▶ [DATA SECTION]:
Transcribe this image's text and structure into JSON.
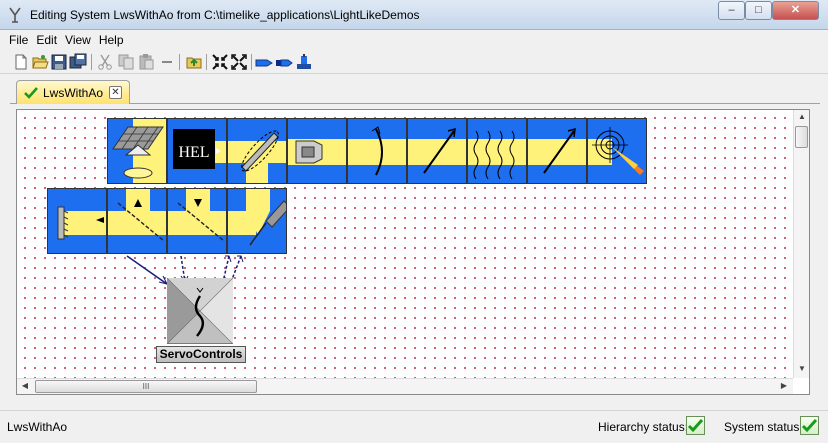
{
  "window": {
    "title": "Editing System LwsWithAo from C:\\timelike_applications\\LightLikeDemos",
    "minimize_glyph": "–",
    "maximize_glyph": "□",
    "close_glyph": "✕"
  },
  "menu": {
    "items": [
      {
        "label": "File"
      },
      {
        "label": "Edit"
      },
      {
        "label": "View"
      },
      {
        "label": "Help"
      }
    ]
  },
  "toolbar": {
    "buttons": [
      {
        "icon": "new-file-icon"
      },
      {
        "icon": "open-folder-icon"
      },
      {
        "icon": "save-icon"
      },
      {
        "icon": "save-all-icon"
      },
      {
        "icon": "cut-icon"
      },
      {
        "icon": "copy-icon"
      },
      {
        "icon": "paste-icon"
      },
      {
        "icon": "delete-icon"
      },
      {
        "icon": "go-up-icon"
      },
      {
        "icon": "collapse-icon"
      },
      {
        "icon": "expand-icon"
      },
      {
        "icon": "arrow-icon"
      },
      {
        "icon": "double-arrow-icon"
      },
      {
        "icon": "run-icon"
      }
    ]
  },
  "tab": {
    "label": "LwsWithAo",
    "status_icon": "green-check-icon",
    "close_glyph": "✕"
  },
  "diagram": {
    "hel_label": "HEL",
    "servo_label": "ServoControls",
    "blocks_top": [
      "detector-grid-block",
      "hel-source-block",
      "fsm-block",
      "telescope-block",
      "curved-mirror-block",
      "diagonal-mirror-block",
      "turbulence-block",
      "diagonal-mirror-block-2",
      "target-block"
    ],
    "blocks_bottom": [
      "wavefront-sensor-block",
      "beam-splitter-up-block",
      "beam-splitter-down-block",
      "deformable-mirror-block"
    ],
    "accent": "#1e6ef0",
    "beam_color": "#fff27a"
  },
  "scroll": {
    "hthumb_glyph": "III"
  },
  "status": {
    "left_text": "LwsWithAo",
    "hierarchy_label": "Hierarchy status:",
    "system_label": "System status:",
    "ok_color": "#2aa12a"
  }
}
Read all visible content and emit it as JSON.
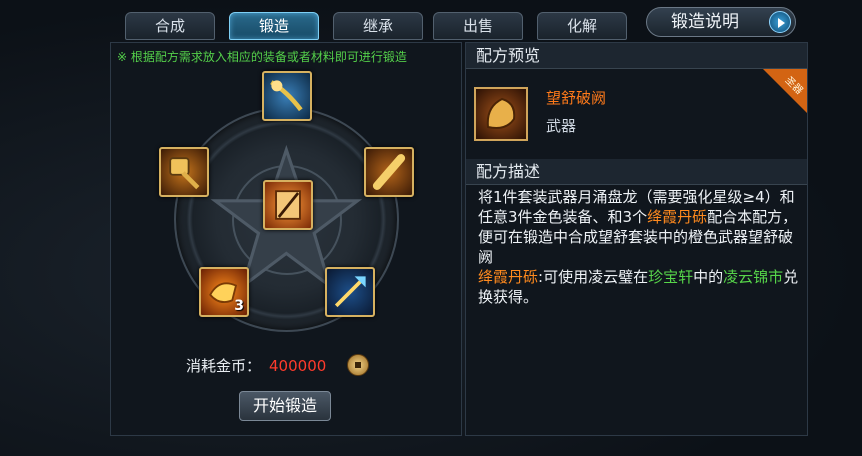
{
  "tabs": [
    {
      "label": "合成",
      "active": false
    },
    {
      "label": "锻造",
      "active": true
    },
    {
      "label": "继承",
      "active": false
    },
    {
      "label": "出售",
      "active": false
    },
    {
      "label": "化解",
      "active": false
    }
  ],
  "help_button": {
    "label": "锻造说明",
    "icon": "play-arrow-icon"
  },
  "forge": {
    "hint": "※ 根据配方需求放入相应的装备或者材料即可进行锻造",
    "slots": [
      {
        "name": "center-slot",
        "icon": "scroll-weapon-icon"
      },
      {
        "name": "top-slot",
        "icon": "dragon-staff-icon"
      },
      {
        "name": "left-slot",
        "icon": "gold-hammer-icon"
      },
      {
        "name": "right-slot",
        "icon": "gold-club-icon"
      },
      {
        "name": "bottom-left-slot",
        "icon": "gem-material-icon",
        "count": "3"
      },
      {
        "name": "bottom-right-slot",
        "icon": "blue-spear-icon"
      }
    ],
    "cost_label": "消耗金币：",
    "cost_value": "400000",
    "coin_icon": "gold-coin-icon",
    "start_button": "开始锻造"
  },
  "preview": {
    "header": "配方预览",
    "item_name": "望舒破阙",
    "item_type": "武器",
    "badge": "圣器",
    "colors": {
      "name": "#ff7a1a",
      "badge": "#d36413"
    }
  },
  "description": {
    "header": "配方描述",
    "line1": "将1件套装武器月涌盘龙（需要强化星级≥4）和任意3件金色装备、和3个",
    "material1": "绛霞丹砾",
    "line2": "配合本配方，便可在锻造中合成望舒套装中的橙色武器望舒破阙",
    "material2": "绛霞丹砾",
    "line3": ":可使用凌云璧在",
    "shop": "珍宝轩",
    "line4": "中的",
    "market": "凌云锦市",
    "line5": "兑换获得。"
  }
}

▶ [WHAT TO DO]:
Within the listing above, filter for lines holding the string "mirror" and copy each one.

▶ [TASK RESPONSE]:
      "curved-mirror-block",
      "diagonal-mirror-block",
      "diagonal-mirror-block-2",
      "deformable-mirror-block"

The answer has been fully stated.